We’ll be using at least 5 inputs, for our media synthesizer. These are X, Y, Z accel and X, Y gyro data. It might be interesting to track the temperature as well. After an initial setback, we got consistent data streaming in. Code: http://itp.nyu.edu/~ab4254/PComp/Arduino/accelgyro/accel_gyro_test.pde
Now we have to figure out how the music synthesizer should react to this data.
The data sheets for each sensor did not prepare us for the actual chip, which looked completely different from the manufacturer diagrams. The chip actually has 13 primary connection points.
We did not have ribbon cable or 9 separate colors on hand so I labeled each wire with tape. In the future I would prefer to use ribbon cable. Some suggestions were also to cut apart telephone or CAT5 cables.
Soldering everything neatly took several hours. Because none of us had soldered pins to a chip before, there was a bit of a learning curve. I was worried about burning the traces and metal rings around the holes, so our first attempt ended up mainly as blobs of solder around the tips of the header pins.
Jackson happened to sitting across from us and explained that this soldering was the reason our data was so poor. So I carefully redid them all. No more loose connections!

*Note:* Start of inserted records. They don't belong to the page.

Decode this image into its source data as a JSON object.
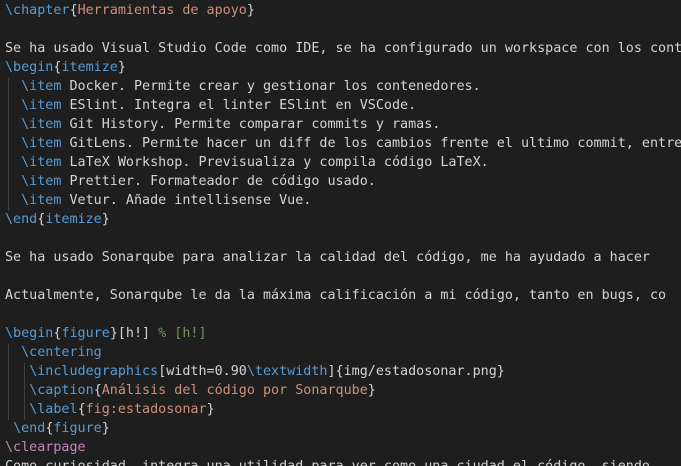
{
  "editor": {
    "language": "latex",
    "theme_colors": {
      "background": "#1e1e1e",
      "command": "#569cd6",
      "argument": "#ce9178",
      "text": "#d4d4d4",
      "comment": "#6a9955",
      "clearpage": "#c586c0"
    },
    "lines": [
      {
        "segments": [
          {
            "t": "\\chapter",
            "c": "kw"
          },
          {
            "t": "{",
            "c": "br"
          },
          {
            "t": "Herramientas de apoyo",
            "c": "arg"
          },
          {
            "t": "}",
            "c": "br"
          }
        ]
      },
      {
        "segments": []
      },
      {
        "segments": [
          {
            "t": "Se ha usado Visual Studio Code como IDE, se ha configurado un workspace con los contenedores",
            "c": "txt"
          }
        ]
      },
      {
        "segments": [
          {
            "t": "\\begin",
            "c": "kw"
          },
          {
            "t": "{",
            "c": "br"
          },
          {
            "t": "itemize",
            "c": "kw"
          },
          {
            "t": "}",
            "c": "br"
          }
        ]
      },
      {
        "segments": [
          {
            "t": "  ",
            "c": "txt"
          },
          {
            "t": "\\item",
            "c": "kw"
          },
          {
            "t": " Docker. Permite crear y gestionar los contenedores.",
            "c": "txt"
          }
        ]
      },
      {
        "segments": [
          {
            "t": "  ",
            "c": "txt"
          },
          {
            "t": "\\item",
            "c": "kw"
          },
          {
            "t": " ESlint. Integra el linter ESlint en VSCode.",
            "c": "txt"
          }
        ]
      },
      {
        "segments": [
          {
            "t": "  ",
            "c": "txt"
          },
          {
            "t": "\\item",
            "c": "kw"
          },
          {
            "t": " Git History. Permite comparar commits y ramas.",
            "c": "txt"
          }
        ]
      },
      {
        "segments": [
          {
            "t": "  ",
            "c": "txt"
          },
          {
            "t": "\\item",
            "c": "kw"
          },
          {
            "t": " GitLens. Permite hacer un diff de los cambios frente el ultimo commit, entre otras",
            "c": "txt"
          }
        ]
      },
      {
        "segments": [
          {
            "t": "  ",
            "c": "txt"
          },
          {
            "t": "\\item",
            "c": "kw"
          },
          {
            "t": " LaTeX Workshop. Previsualiza y compila código LaTeX.",
            "c": "txt"
          }
        ]
      },
      {
        "segments": [
          {
            "t": "  ",
            "c": "txt"
          },
          {
            "t": "\\item",
            "c": "kw"
          },
          {
            "t": " Prettier. Formateador de código usado.",
            "c": "txt"
          }
        ]
      },
      {
        "segments": [
          {
            "t": "  ",
            "c": "txt"
          },
          {
            "t": "\\item",
            "c": "kw"
          },
          {
            "t": " Vetur. Añade intellisense Vue.",
            "c": "txt"
          }
        ]
      },
      {
        "segments": [
          {
            "t": "\\end",
            "c": "kw"
          },
          {
            "t": "{",
            "c": "br"
          },
          {
            "t": "itemize",
            "c": "kw"
          },
          {
            "t": "}",
            "c": "br"
          }
        ]
      },
      {
        "segments": []
      },
      {
        "segments": [
          {
            "t": "Se ha usado Sonarqube para analizar la calidad del código, me ha ayudado a hacer",
            "c": "txt"
          }
        ]
      },
      {
        "segments": []
      },
      {
        "segments": [
          {
            "t": "Actualmente, Sonarqube le da la máxima calificación a mi código, tanto en bugs, co",
            "c": "txt"
          }
        ]
      },
      {
        "segments": []
      },
      {
        "segments": [
          {
            "t": "\\begin",
            "c": "kw"
          },
          {
            "t": "{",
            "c": "br"
          },
          {
            "t": "figure",
            "c": "kw"
          },
          {
            "t": "}",
            "c": "br"
          },
          {
            "t": "[h!]",
            "c": "txt"
          },
          {
            "t": " % [h!]",
            "c": "cm"
          }
        ]
      },
      {
        "segments": [
          {
            "t": "  ",
            "c": "txt"
          },
          {
            "t": "\\centering",
            "c": "kw"
          }
        ]
      },
      {
        "segments": [
          {
            "t": "   ",
            "c": "txt"
          },
          {
            "t": "\\includegraphics",
            "c": "kw"
          },
          {
            "t": "[width=0.90",
            "c": "txt"
          },
          {
            "t": "\\textwidth",
            "c": "kw"
          },
          {
            "t": "]{img/estadosonar.png}",
            "c": "txt"
          }
        ]
      },
      {
        "segments": [
          {
            "t": "   ",
            "c": "txt"
          },
          {
            "t": "\\caption",
            "c": "kw"
          },
          {
            "t": "{",
            "c": "br"
          },
          {
            "t": "Análisis del código por Sonarqube",
            "c": "arg"
          },
          {
            "t": "}",
            "c": "br"
          }
        ]
      },
      {
        "segments": [
          {
            "t": "   ",
            "c": "txt"
          },
          {
            "t": "\\label",
            "c": "kw"
          },
          {
            "t": "{",
            "c": "br"
          },
          {
            "t": "fig:estadosonar",
            "c": "arg"
          },
          {
            "t": "}",
            "c": "br"
          }
        ]
      },
      {
        "segments": [
          {
            "t": " ",
            "c": "txt"
          },
          {
            "t": "\\end",
            "c": "kw"
          },
          {
            "t": "{",
            "c": "br"
          },
          {
            "t": "figure",
            "c": "kw"
          },
          {
            "t": "}",
            "c": "br"
          }
        ]
      },
      {
        "segments": [
          {
            "t": "\\clearpage",
            "c": "cp"
          }
        ]
      },
      {
        "segments": [
          {
            "t": "Como curiosidad, integra una utilidad para ver como una ciudad el código, siendo",
            "c": "txt"
          }
        ]
      }
    ]
  }
}
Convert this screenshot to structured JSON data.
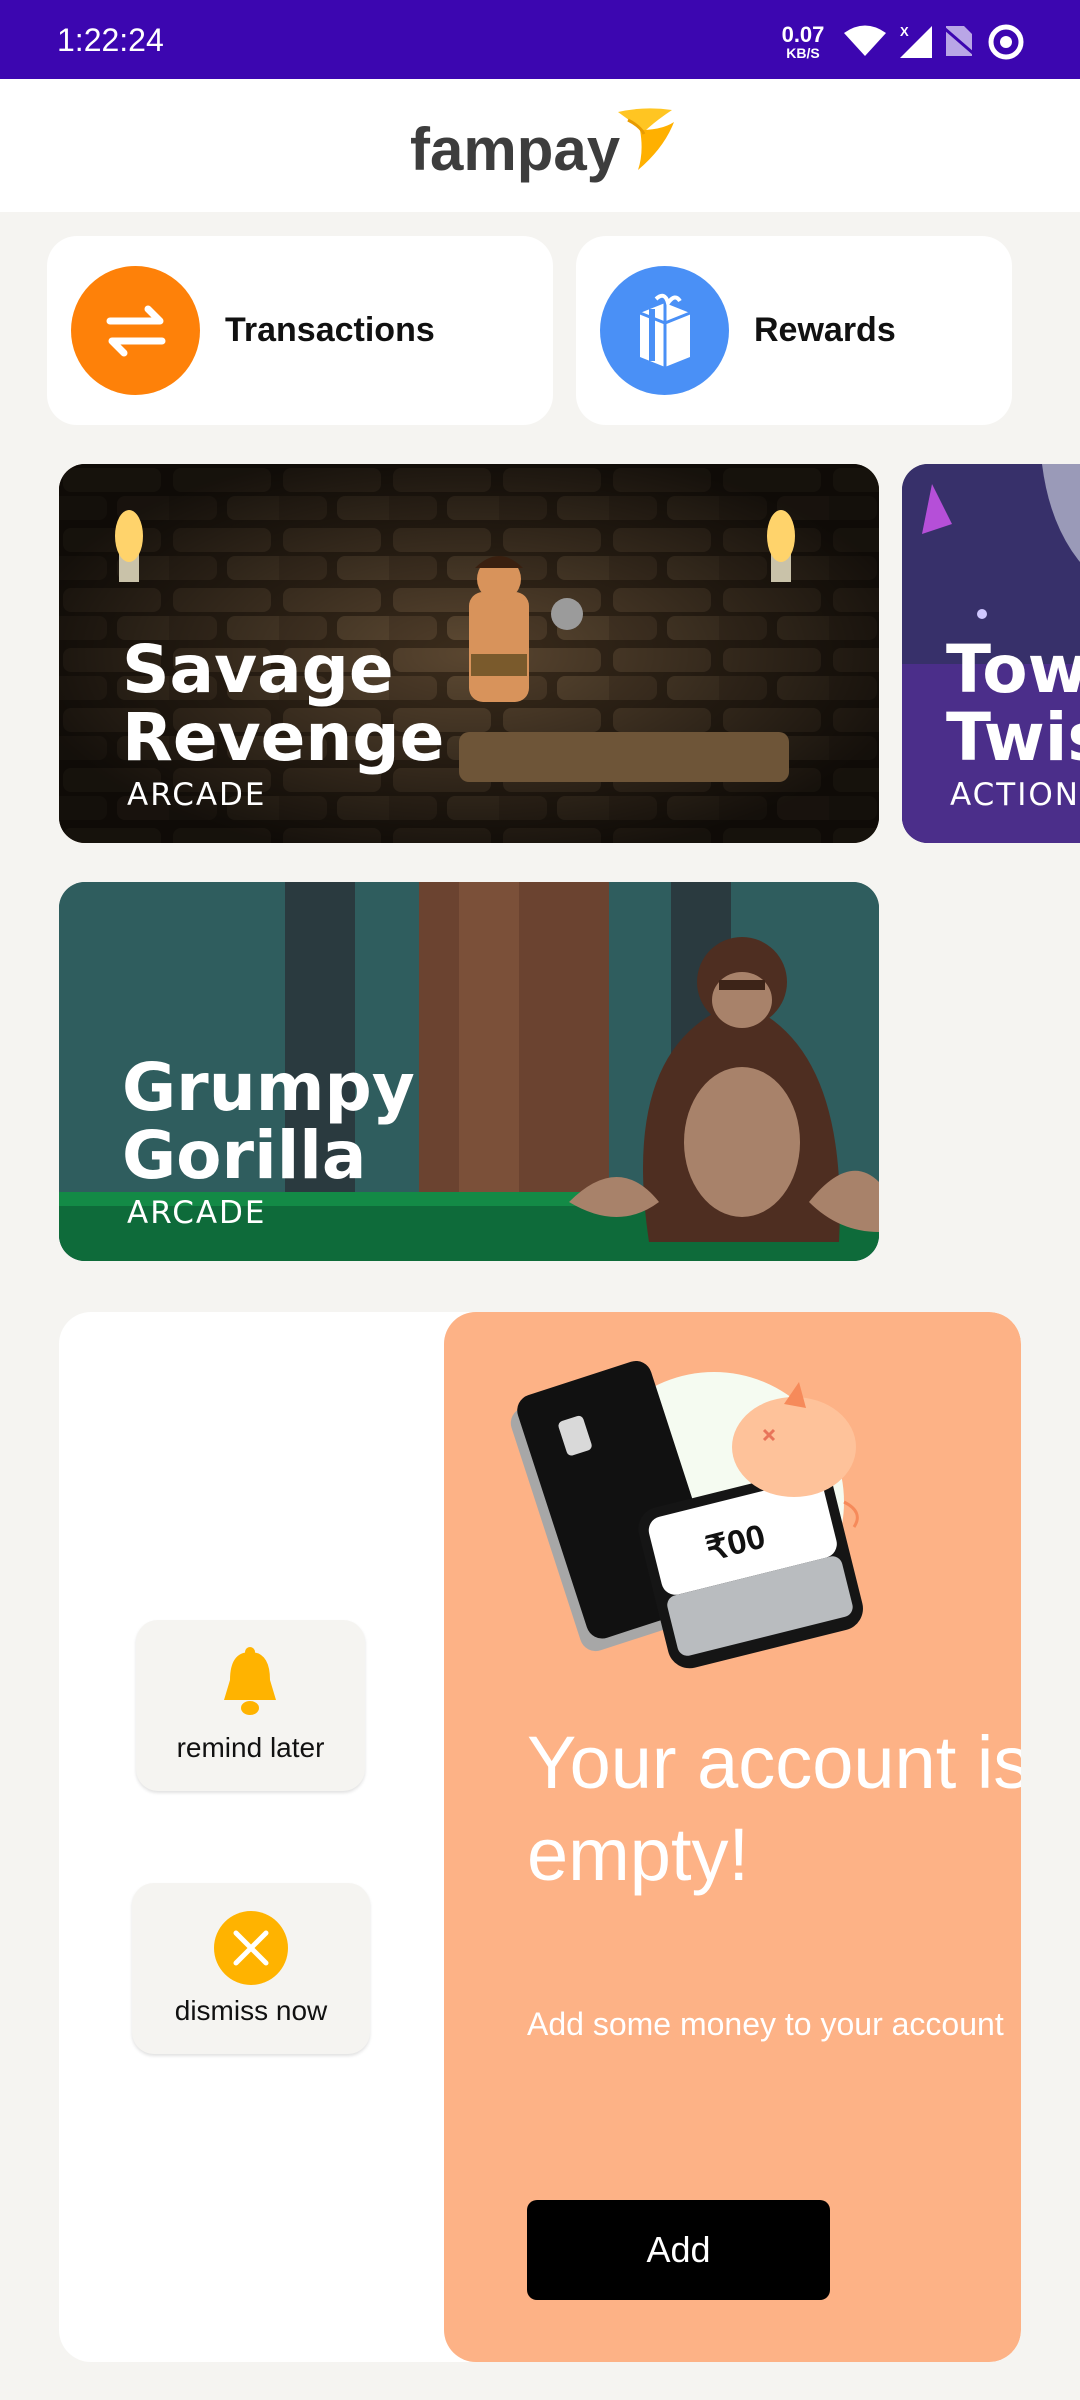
{
  "status_bar": {
    "time": "1:22:24",
    "net_speed_value": "0.07",
    "net_speed_unit": "KB/S",
    "icons": [
      "wifi-icon",
      "signal-icon",
      "no-sim-icon",
      "target-icon"
    ]
  },
  "header": {
    "brand": "fampay",
    "logo_icon": "bird-logo-icon"
  },
  "quick_actions": [
    {
      "label": "Transactions",
      "icon": "arrows-swap-icon",
      "color": "#fe8109"
    },
    {
      "label": "Rewards",
      "icon": "gift-icon",
      "color": "#4a90f6"
    }
  ],
  "games": [
    {
      "title_line1": "Savage",
      "title_line2": "Revenge",
      "genre": "ARCADE"
    },
    {
      "title_line1": "Tow",
      "title_line2": "Twis",
      "genre": "ACTION"
    },
    {
      "title_line1": "Grumpy",
      "title_line2": "Gorilla",
      "genre": "ARCADE"
    }
  ],
  "promo": {
    "remind_label": "remind later",
    "dismiss_label": "dismiss now",
    "title_line1": "Your account is",
    "title_line2": "empty!",
    "subtitle": "Add some money to your account",
    "add_label": "Add",
    "amount_text": "₹00",
    "bg_color": "#fdb286"
  }
}
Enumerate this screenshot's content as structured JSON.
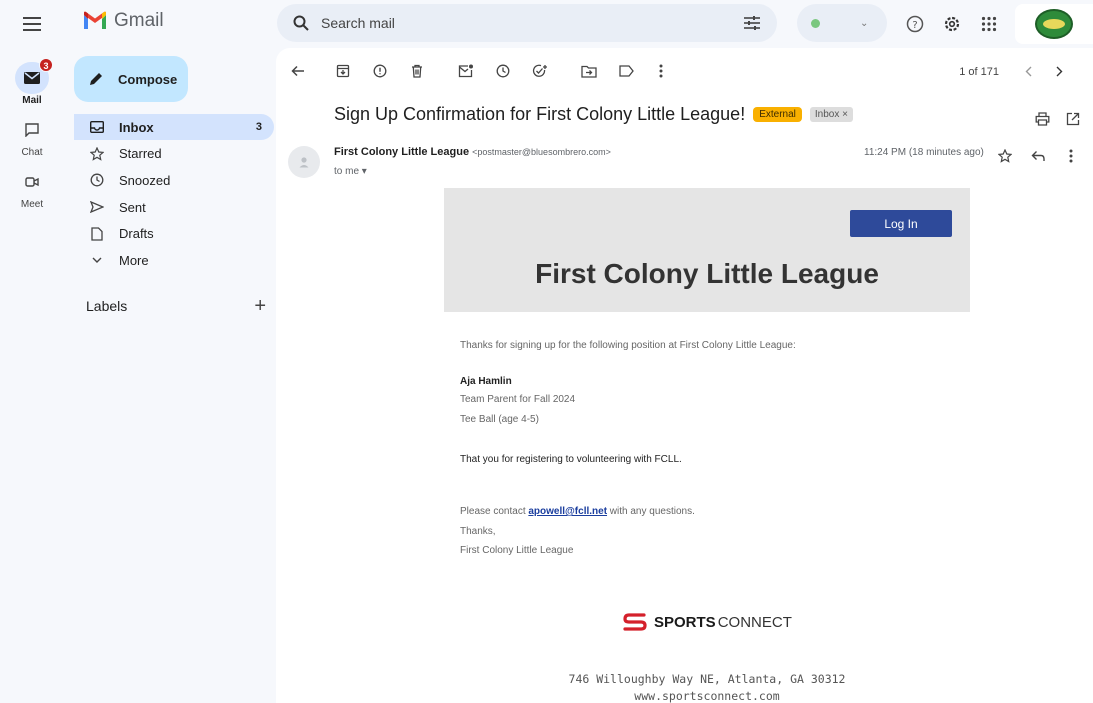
{
  "app": {
    "name": "Gmail"
  },
  "search": {
    "placeholder": "Search mail"
  },
  "rail": [
    {
      "label": "Mail",
      "badge": "3"
    },
    {
      "label": "Chat"
    },
    {
      "label": "Meet"
    }
  ],
  "compose": {
    "label": "Compose"
  },
  "nav": [
    {
      "label": "Inbox",
      "count": "3"
    },
    {
      "label": "Starred"
    },
    {
      "label": "Snoozed"
    },
    {
      "label": "Sent"
    },
    {
      "label": "Drafts"
    },
    {
      "label": "More"
    }
  ],
  "labels": {
    "title": "Labels",
    "add": "+"
  },
  "toolbar": {
    "pager": "1 of 171"
  },
  "message": {
    "subject": "Sign Up Confirmation for First Colony Little League!",
    "chip_external": "External",
    "chip_inbox": "Inbox ×",
    "sender_name": "First Colony Little League",
    "sender_email": "<postmaster@bluesombrero.com>",
    "to": "to me ▾",
    "time": "11:24 PM (18 minutes ago)"
  },
  "email": {
    "login_label": "Log In",
    "league_title": "First Colony Little League",
    "intro": "Thanks for signing up for the following position at First Colony Little League:",
    "person_name": "Aja Hamlin",
    "role": "Team Parent for Fall 2024",
    "division": "Tee Ball (age 4-5)",
    "thanks_line": "That you for registering to volunteering with FCLL.",
    "contact_prefix": "Please contact ",
    "contact_email": "apowell@fcll.net",
    "contact_suffix": " with any questions.",
    "signoff": "Thanks,",
    "signature": "First Colony Little League",
    "brand_bold": "SPORTS",
    "brand_light": " CONNECT",
    "address": "746 Willoughby Way NE, Atlanta, GA 30312",
    "website": "www.sportsconnect.com"
  },
  "colors": {
    "accent": "#c2e7ff",
    "active": "#d3e3fd",
    "external_chip": "#f9b000",
    "login_button": "#2e4a9a",
    "brand_red": "#d4202b"
  }
}
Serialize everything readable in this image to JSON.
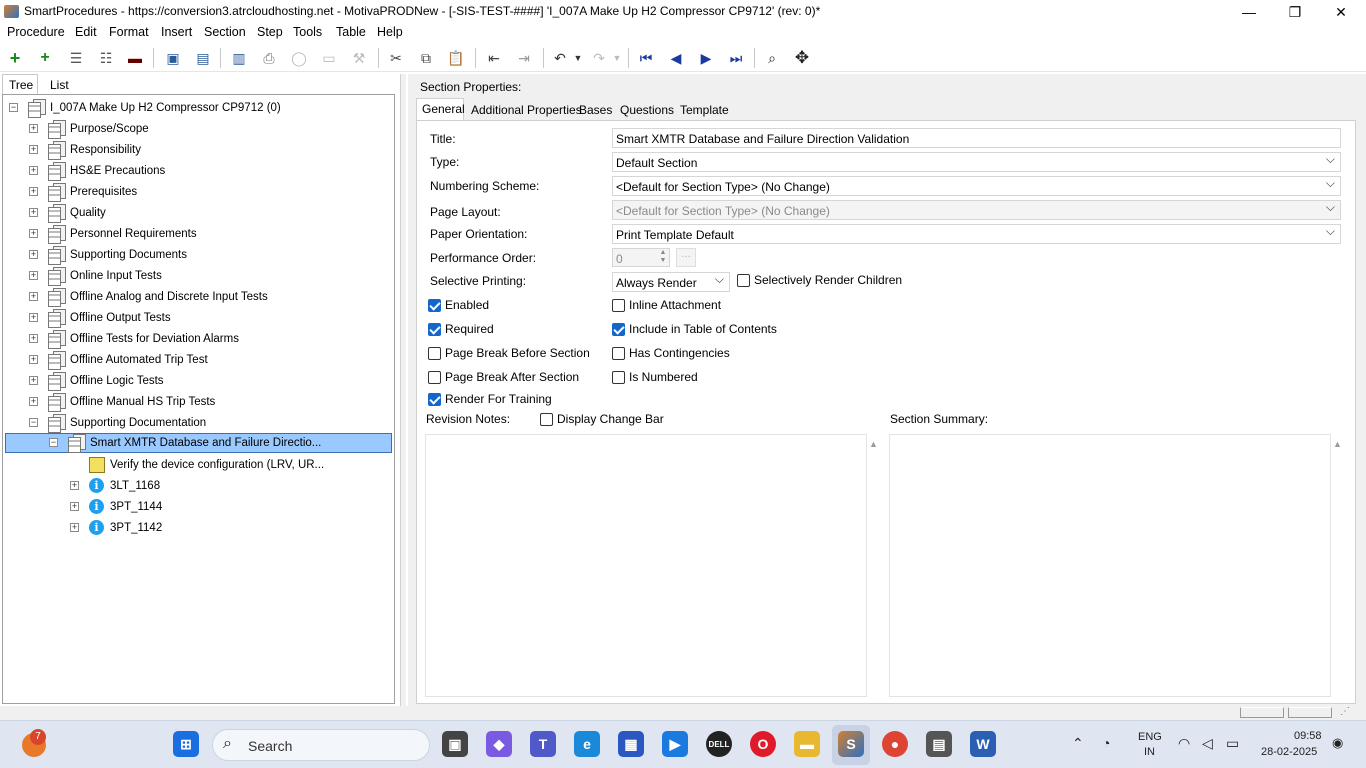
{
  "window": {
    "title": "SmartProcedures - https://conversion3.atrcloudhosting.net - MotivaPRODNew - [-SIS-TEST-####] 'I_007A Make Up H2 Compressor CP9712' (rev: 0)*",
    "minimize": "—",
    "restore": "❐",
    "close": "✕"
  },
  "menu": [
    "Procedure",
    "Edit",
    "Format",
    "Insert",
    "Section",
    "Step",
    "Tools",
    "Table",
    "Help"
  ],
  "left_tabs": {
    "tree": "Tree",
    "list": "List"
  },
  "tree": {
    "root": "I_007A Make Up H2 Compressor CP9712 (0)",
    "sections": [
      "Purpose/Scope",
      "Responsibility",
      "HS&E Precautions",
      "Prerequisites",
      "Quality",
      "Personnel Requirements",
      "Supporting Documents",
      "Online Input Tests",
      "Offline Analog and Discrete Input Tests",
      "Offline Output Tests",
      "Offline Tests for Deviation Alarms",
      "Offline Automated Trip Test",
      "Offline Logic Tests",
      "Offline Manual HS Trip Tests",
      "Supporting Documentation"
    ],
    "selected": "Smart XMTR Database and Failure Directio...",
    "step": "Verify the device configuration (LRV, UR...",
    "children": [
      "3LT_1168",
      "3PT_1144",
      "3PT_1142"
    ]
  },
  "props": {
    "header": "Section Properties:",
    "tabs": [
      "General",
      "Additional Properties",
      "Bases",
      "Questions",
      "Template"
    ],
    "labels": {
      "title": "Title:",
      "type": "Type:",
      "numbering": "Numbering Scheme:",
      "page_layout": "Page Layout:",
      "orientation": "Paper Orientation:",
      "performance": "Performance Order:",
      "selective": "Selective Printing:"
    },
    "values": {
      "title": "Smart XMTR Database and Failure Direction Validation",
      "type": "Default Section",
      "numbering": "<Default for Section Type> (No Change)",
      "page_layout": "<Default for Section Type> (No Change)",
      "orientation": "Print Template Default",
      "performance": "0",
      "selective": "Always Render"
    },
    "checks": {
      "selectively_render_children": "Selectively Render Children",
      "enabled": "Enabled",
      "inline_attachment": "Inline Attachment",
      "required": "Required",
      "include_toc": "Include in Table of Contents",
      "page_break_before": "Page Break Before Section",
      "has_contingencies": "Has Contingencies",
      "page_break_after": "Page Break After Section",
      "is_numbered": "Is Numbered",
      "render_training": "Render For Training",
      "display_change_bar": "Display Change Bar"
    },
    "revision_notes": "Revision Notes:",
    "section_summary": "Section Summary:"
  },
  "taskbar": {
    "search": "Search",
    "lang1": "ENG",
    "lang2": "IN",
    "time": "09:58",
    "date": "28-02-2025",
    "badge": "7"
  }
}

Then we plugged everything back into the Uno. We used the 3.3V power and connected power and ground to the breadboard, but then plugged the wires directly into the analog inputs (A1 – A5).
This was altogether a complicated version of the assigned lab for multiple sensor input, and I am happy it came together.